Rather than follow our forest trail back up to the hut (which was pretty steep), we opted to follow the road back around to Billy Goat Hill. Instead, we encountered a small sign indicating that Harry Gates hut was to the left, so we opted to follow that instead. This route was some sort of a service road, as it climbed gently up the hill to the hut, approaching from the west. Our leisurely hike lasted about 2 hours.
After eating breakfast, packing up, and cleaning the hut, the group hit the trail in waves. The skiers (Brian and Chris) hit the trail first, as Chris was concerned that his binding repair may not hold for his descent (his binding broke on the way up, and he made a very ghetto repair involving splinters of wood and duct tape for his descent).
The girls left next, leaving Lisa, Andy, Carlos, Kris, Tory and I to leave last, around 9:30am. It was another clear blue sky Colorado morning and Carlos even opted to hike out in shorts!

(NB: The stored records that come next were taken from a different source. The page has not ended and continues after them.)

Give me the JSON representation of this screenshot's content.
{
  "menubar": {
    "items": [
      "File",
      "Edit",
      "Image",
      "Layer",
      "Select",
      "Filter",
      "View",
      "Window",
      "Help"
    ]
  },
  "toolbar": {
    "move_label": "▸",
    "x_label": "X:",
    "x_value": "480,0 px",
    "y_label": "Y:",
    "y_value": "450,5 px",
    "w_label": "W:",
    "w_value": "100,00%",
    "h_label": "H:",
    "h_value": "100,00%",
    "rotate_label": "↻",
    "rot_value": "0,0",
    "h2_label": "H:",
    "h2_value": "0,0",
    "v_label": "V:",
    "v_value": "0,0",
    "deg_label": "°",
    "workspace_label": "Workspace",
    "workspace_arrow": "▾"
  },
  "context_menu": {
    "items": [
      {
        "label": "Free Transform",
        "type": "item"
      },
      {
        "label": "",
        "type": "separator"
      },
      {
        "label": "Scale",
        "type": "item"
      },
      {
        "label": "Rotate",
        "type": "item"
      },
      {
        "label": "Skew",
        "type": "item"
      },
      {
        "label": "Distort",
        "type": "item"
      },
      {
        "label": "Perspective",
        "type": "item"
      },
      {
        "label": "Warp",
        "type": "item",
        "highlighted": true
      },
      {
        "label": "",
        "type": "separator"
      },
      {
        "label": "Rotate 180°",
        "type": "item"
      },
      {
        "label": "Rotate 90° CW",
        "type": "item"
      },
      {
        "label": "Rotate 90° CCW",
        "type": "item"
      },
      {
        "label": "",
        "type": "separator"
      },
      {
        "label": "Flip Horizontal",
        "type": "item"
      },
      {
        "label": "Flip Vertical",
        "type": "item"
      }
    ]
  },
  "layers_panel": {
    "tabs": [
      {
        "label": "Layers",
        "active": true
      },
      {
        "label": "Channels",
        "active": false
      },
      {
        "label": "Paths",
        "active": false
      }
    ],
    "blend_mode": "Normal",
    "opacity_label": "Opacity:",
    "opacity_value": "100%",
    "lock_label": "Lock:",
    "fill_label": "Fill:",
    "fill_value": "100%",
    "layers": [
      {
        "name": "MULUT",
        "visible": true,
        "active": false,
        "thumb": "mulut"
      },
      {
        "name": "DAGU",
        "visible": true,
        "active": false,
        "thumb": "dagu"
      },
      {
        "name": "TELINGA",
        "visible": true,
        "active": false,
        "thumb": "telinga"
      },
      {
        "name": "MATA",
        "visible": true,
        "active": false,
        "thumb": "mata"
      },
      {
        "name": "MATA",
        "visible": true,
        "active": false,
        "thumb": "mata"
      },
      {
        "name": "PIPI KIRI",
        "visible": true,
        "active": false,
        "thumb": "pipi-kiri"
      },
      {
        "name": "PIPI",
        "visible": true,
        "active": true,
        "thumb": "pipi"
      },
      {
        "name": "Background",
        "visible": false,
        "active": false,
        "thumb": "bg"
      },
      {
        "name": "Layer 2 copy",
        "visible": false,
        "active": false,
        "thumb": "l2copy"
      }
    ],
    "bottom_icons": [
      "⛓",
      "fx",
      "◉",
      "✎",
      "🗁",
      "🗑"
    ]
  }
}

The group made pretty good time on the hike out. It was a bit brisker than the hike in, largely because we started at a higher elevation and a bit earlier, but the day quickly warmed up. I took my time on the hike out, venturing off the trail to take photos a few times. We made it back to the car around 12:30pm, three hours later.
Everyone had largely dispersed from the trailhead already with the plan to rendezvous at the Glenwood Springs Brewery for a late lunch. Afterwards, one car hit the Yampa steam caves, while Tory, Lisa and I relaxed in Glenwood Hot Springs.